*** Opening of Records shown ***

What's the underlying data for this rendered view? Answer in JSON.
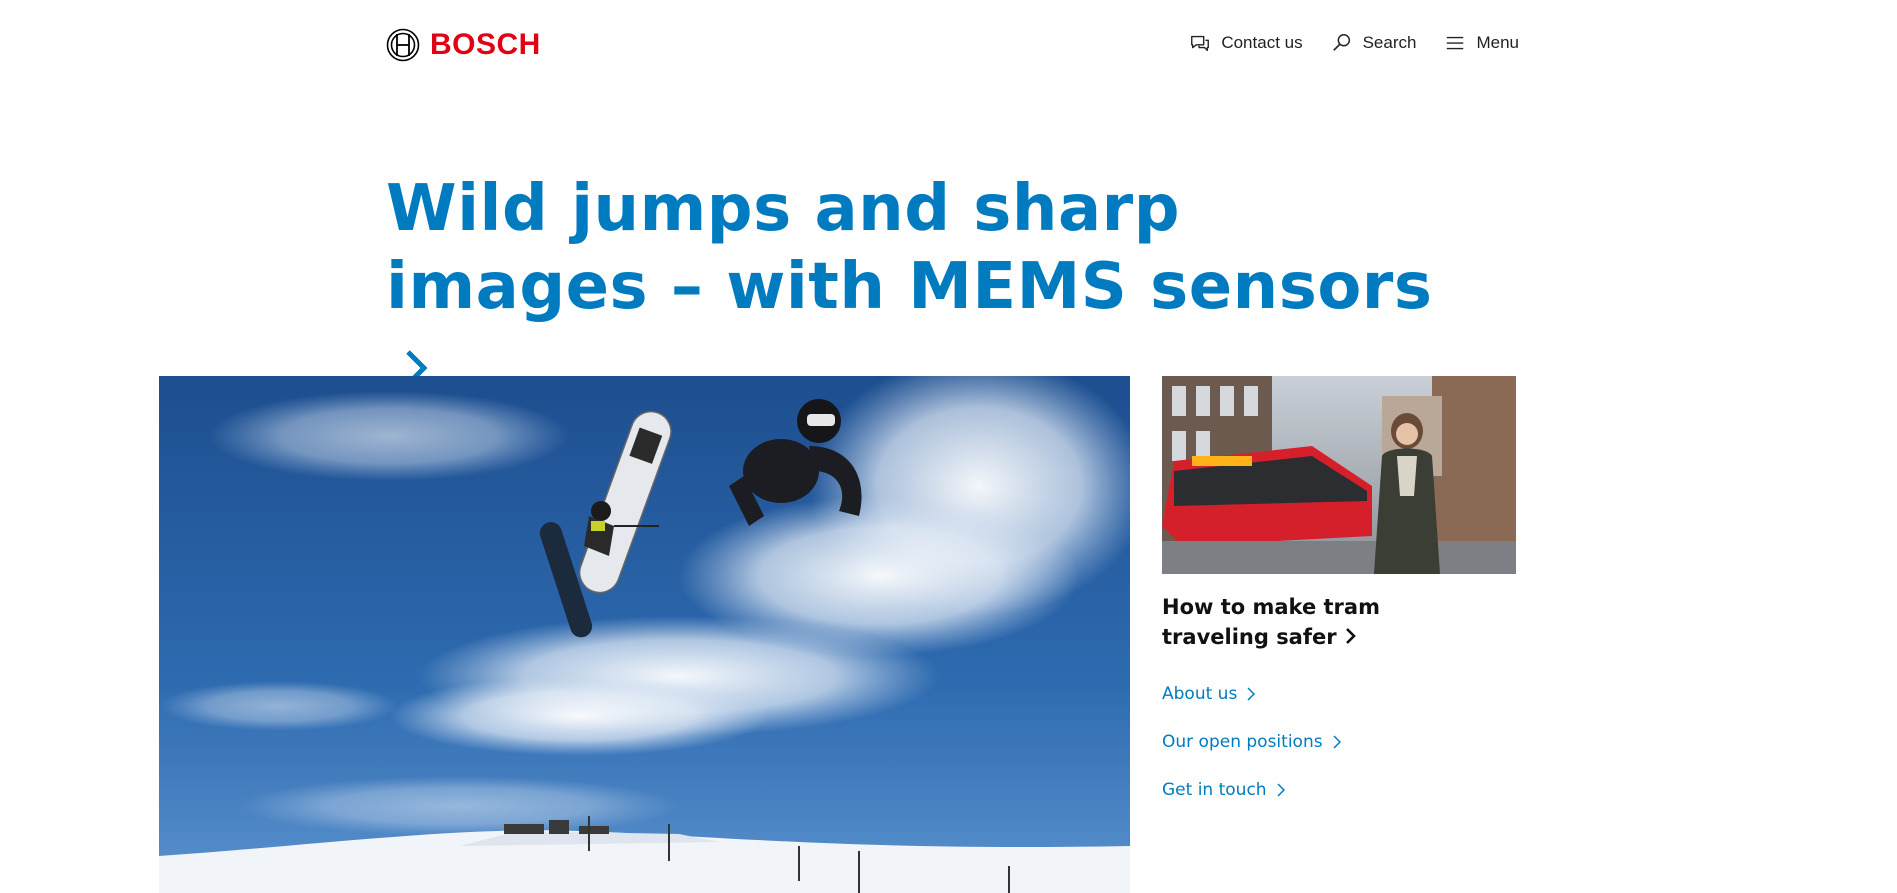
{
  "header": {
    "brand": "BOSCH",
    "nav": [
      {
        "label": "Contact us",
        "icon": "chat-icon"
      },
      {
        "label": "Search",
        "icon": "search-icon"
      },
      {
        "label": "Menu",
        "icon": "hamburger-icon"
      }
    ]
  },
  "hero": {
    "headline": "Wild jumps and sharp images – with MEMS sensors"
  },
  "side": {
    "card_title": "How to make tram traveling safer",
    "links": [
      "About us",
      "Our open positions",
      "Get in touch"
    ]
  },
  "colors": {
    "brand_red": "#e20015",
    "link_blue": "#007bc0",
    "sky_blue": "#1f5a9c",
    "tram_red": "#d5202c"
  }
}
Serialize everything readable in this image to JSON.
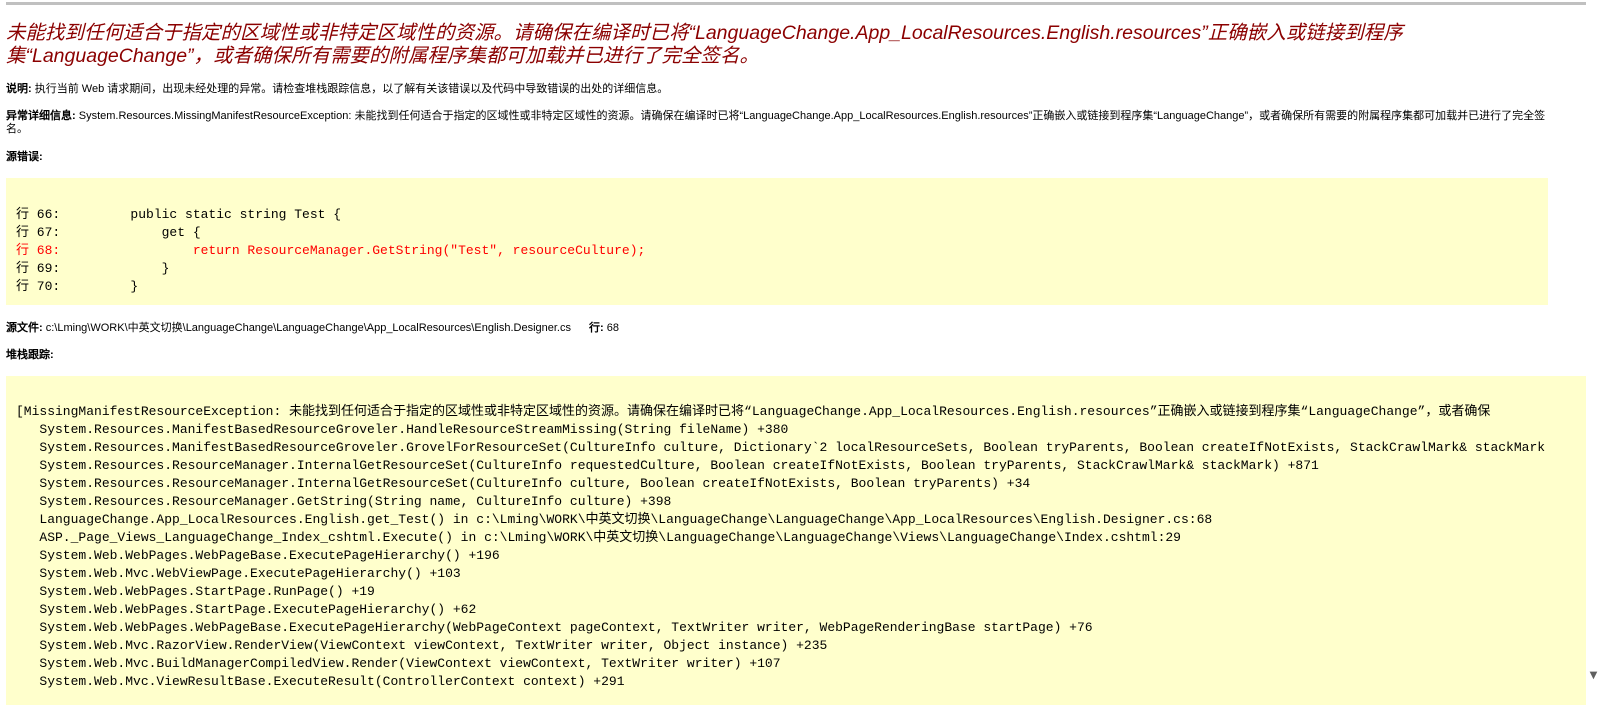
{
  "error": {
    "title": "未能找到任何适合于指定的区域性或非特定区域性的资源。请确保在编译时已将“LanguageChange.App_LocalResources.English.resources”正确嵌入或链接到程序集“LanguageChange”，或者确保所有需要的附属程序集都可加载并已进行了完全签名。",
    "description_label": "说明:",
    "description": " 执行当前 Web 请求期间，出现未经处理的异常。请检查堆栈跟踪信息，以了解有关该错误以及代码中导致错误的出处的详细信息。",
    "exception_label": "异常详细信息:",
    "exception": " System.Resources.MissingManifestResourceException: 未能找到任何适合于指定的区域性或非特定区域性的资源。请确保在编译时已将“LanguageChange.App_LocalResources.English.resources”正确嵌入或链接到程序集“LanguageChange”，或者确保所有需要的附属程序集都可加载并已进行了完全签名。",
    "source_error_label": "源错误:",
    "source_lines": [
      {
        "text": "行 66:         public static string Test {"
      },
      {
        "text": "行 67:             get {"
      },
      {
        "text": "行 68:                 return ResourceManager.GetString(\"Test\", resourceCulture);"
      },
      {
        "text": "行 69:             }"
      },
      {
        "text": "行 70:         }"
      }
    ],
    "source_file_label": "源文件:",
    "source_file": " c:\\Lming\\WORK\\中英文切换\\LanguageChange\\LanguageChange\\App_LocalResources\\English.Designer.cs",
    "line_label": "行:",
    "line_number": " 68",
    "stack_trace_label": "堆栈跟踪:",
    "stack_lines": [
      "[MissingManifestResourceException: 未能找到任何适合于指定的区域性或非特定区域性的资源。请确保在编译时已将“LanguageChange.App_LocalResources.English.resources”正确嵌入或链接到程序集“LanguageChange”，或者确保",
      "   System.Resources.ManifestBasedResourceGroveler.HandleResourceStreamMissing(String fileName) +380",
      "   System.Resources.ManifestBasedResourceGroveler.GrovelForResourceSet(CultureInfo culture, Dictionary`2 localResourceSets, Boolean tryParents, Boolean createIfNotExists, StackCrawlMark& stackMark",
      "   System.Resources.ResourceManager.InternalGetResourceSet(CultureInfo requestedCulture, Boolean createIfNotExists, Boolean tryParents, StackCrawlMark& stackMark) +871",
      "   System.Resources.ResourceManager.InternalGetResourceSet(CultureInfo culture, Boolean createIfNotExists, Boolean tryParents) +34",
      "   System.Resources.ResourceManager.GetString(String name, CultureInfo culture) +398",
      "   LanguageChange.App_LocalResources.English.get_Test() in c:\\Lming\\WORK\\中英文切换\\LanguageChange\\LanguageChange\\App_LocalResources\\English.Designer.cs:68",
      "   ASP._Page_Views_LanguageChange_Index_cshtml.Execute() in c:\\Lming\\WORK\\中英文切换\\LanguageChange\\LanguageChange\\Views\\LanguageChange\\Index.cshtml:29",
      "   System.Web.WebPages.WebPageBase.ExecutePageHierarchy() +196",
      "   System.Web.Mvc.WebViewPage.ExecutePageHierarchy() +103",
      "   System.Web.WebPages.StartPage.RunPage() +19",
      "   System.Web.WebPages.StartPage.ExecutePageHierarchy() +62",
      "   System.Web.WebPages.WebPageBase.ExecutePageHierarchy(WebPageContext pageContext, TextWriter writer, WebPageRenderingBase startPage) +76",
      "   System.Web.Mvc.RazorView.RenderView(ViewContext viewContext, TextWriter writer, Object instance) +235",
      "   System.Web.Mvc.BuildManagerCompiledView.Render(ViewContext viewContext, TextWriter writer) +107",
      "   System.Web.Mvc.ViewResultBase.ExecuteResult(ControllerContext context) +291"
    ]
  },
  "colors": {
    "title": "#8b0000",
    "code_background": "#ffffcc",
    "error_line": "#ff0000"
  },
  "icons": {
    "scroll_down": "chevron-down-icon"
  }
}
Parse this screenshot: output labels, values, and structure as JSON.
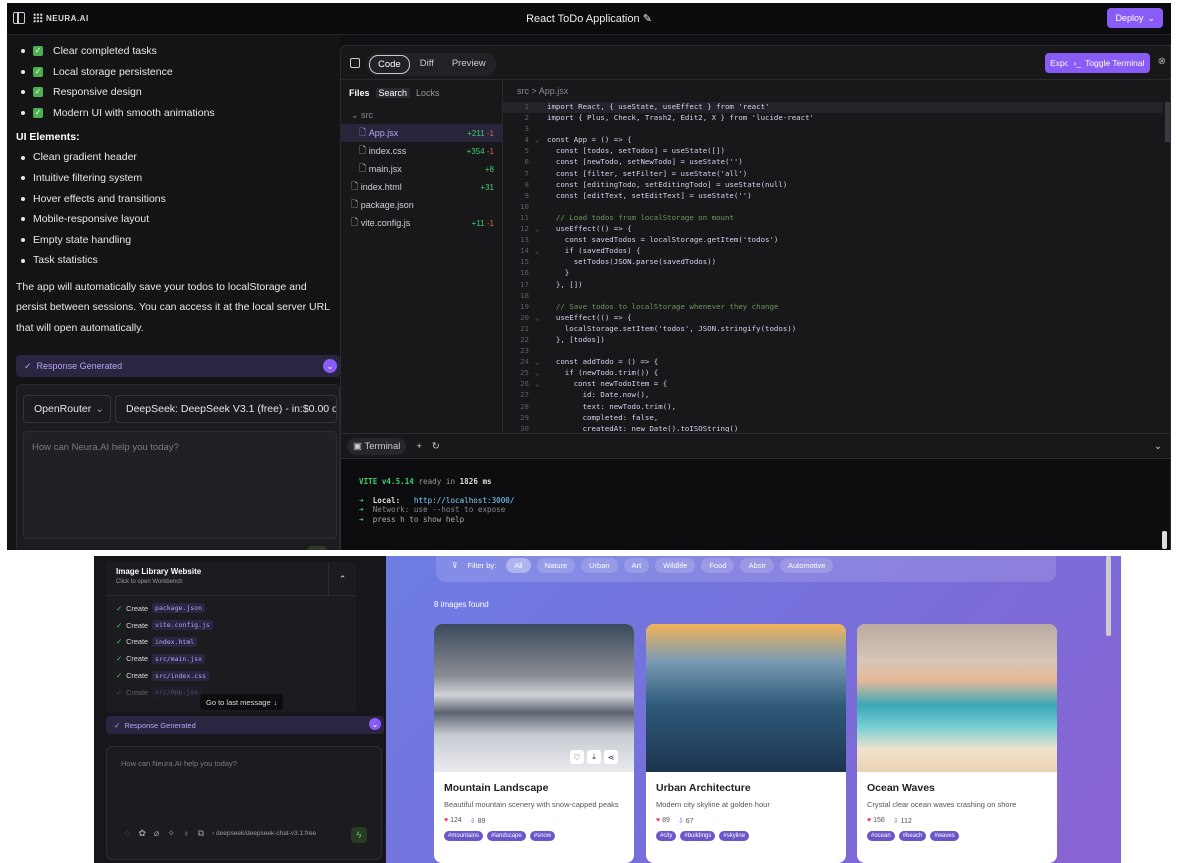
{
  "app": {
    "logo": "NEURA.AI",
    "title": "React ToDo Application",
    "deploy_label": "Deploy"
  },
  "chat": {
    "features": [
      "Clear completed tasks",
      "Local storage persistence",
      "Responsive design",
      "Modern UI with smooth animations"
    ],
    "ui_heading": "UI Elements:",
    "ui_items": [
      "Clean gradient header",
      "Intuitive filtering system",
      "Hover effects and transitions",
      "Mobile-responsive layout",
      "Empty state handling",
      "Task statistics"
    ],
    "paragraph": "The app will automatically save your todos to localStorage and persist between sessions. You can access it at the local server URL that will open automatically.",
    "response_generated": "Response Generated",
    "provider": "OpenRouter",
    "model": "DeepSeek: DeepSeek V3.1 (free) - in:$0.00 o...",
    "placeholder": "How can Neura.AI help you today?"
  },
  "workbench": {
    "tabs": [
      "Code",
      "Diff",
      "Preview"
    ],
    "export_label": "Export",
    "toggle_terminal_label": "Toggle Terminal",
    "file_tabs": [
      "Files",
      "Search",
      "Locks"
    ],
    "folder": "src",
    "files": [
      {
        "name": "App.jsx",
        "add": "+211",
        "del": "-1",
        "indent": true,
        "selected": true
      },
      {
        "name": "index.css",
        "add": "+354",
        "del": "-1",
        "indent": true
      },
      {
        "name": "main.jsx",
        "add": "+8",
        "del": "",
        "indent": true
      },
      {
        "name": "index.html",
        "add": "+31",
        "del": "",
        "indent": false
      },
      {
        "name": "package.json",
        "add": "",
        "del": "",
        "indent": false
      },
      {
        "name": "vite.config.js",
        "add": "+11",
        "del": "-1",
        "indent": false
      }
    ],
    "breadcrumb": "src  >  App.jsx",
    "code": [
      "import React, { useState, useEffect } from 'react'",
      "import { Plus, Check, Trash2, Edit2, X } from 'lucide-react'",
      "",
      "const App = () => {",
      "  const [todos, setTodos] = useState([])",
      "  const [newTodo, setNewTodo] = useState('')",
      "  const [filter, setFilter] = useState('all')",
      "  const [editingTodo, setEditingTodo] = useState(null)",
      "  const [editText, setEditText] = useState('')",
      "",
      "  // Load todos from localStorage on mount",
      "  useEffect(() => {",
      "    const savedTodos = localStorage.getItem('todos')",
      "    if (savedTodos) {",
      "      setTodos(JSON.parse(savedTodos))",
      "    }",
      "  }, [])",
      "",
      "  // Save todos to localStorage whenever they change",
      "  useEffect(() => {",
      "    localStorage.setItem('todos', JSON.stringify(todos))",
      "  }, [todos])",
      "",
      "  const addTodo = () => {",
      "    if (newTodo.trim()) {",
      "      const newTodoItem = {",
      "        id: Date.now(),",
      "        text: newTodo.trim(),",
      "        completed: false,",
      "        createdAt: new Date().toISOString()"
    ],
    "fold_lines": [
      4,
      12,
      14,
      20,
      24,
      25,
      26
    ],
    "terminal_label": "Terminal",
    "terminal": {
      "vite": "VITE v4.5.14",
      "ready": "ready in",
      "ms": "1826 ms",
      "local_label": "Local:",
      "local_url": "http://localhost:3000/",
      "network": "Network: use --host to expose",
      "help": "press h to show help"
    }
  },
  "second": {
    "task_title": "Image Library Website",
    "task_sub": "Click to open Workbench",
    "steps": [
      "package.json",
      "vite.config.js",
      "index.html",
      "src/main.jsx",
      "src/index.css",
      "src/App.jsx"
    ],
    "create_label": "Create",
    "goto_last": "Go to last message",
    "response_generated": "Response Generated",
    "placeholder": "How can Neura.AI help you today?",
    "model_short": "deepseek/deepseek-chat-v3.1:free",
    "filter_label": "Filter by:",
    "filters": [
      "All",
      "Nature",
      "Urban",
      "Art",
      "Wildlife",
      "Food",
      "Abstr",
      "Automotive"
    ],
    "found": "8 images found",
    "cards": [
      {
        "title": "Mountain Landscape",
        "desc": "Beautiful mountain scenery with snow-capped peaks",
        "likes": "124",
        "downloads": "89",
        "tags": [
          "#mountains",
          "#landscape",
          "#snow"
        ]
      },
      {
        "title": "Urban Architecture",
        "desc": "Modern city skyline at golden hour",
        "likes": "89",
        "downloads": "67",
        "tags": [
          "#city",
          "#buildings",
          "#skyline"
        ]
      },
      {
        "title": "Ocean Waves",
        "desc": "Crystal clear ocean waves crashing on shore",
        "likes": "156",
        "downloads": "112",
        "tags": [
          "#ocean",
          "#beach",
          "#waves"
        ]
      }
    ]
  }
}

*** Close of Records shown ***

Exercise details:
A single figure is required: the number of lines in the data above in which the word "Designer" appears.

Solution below:
2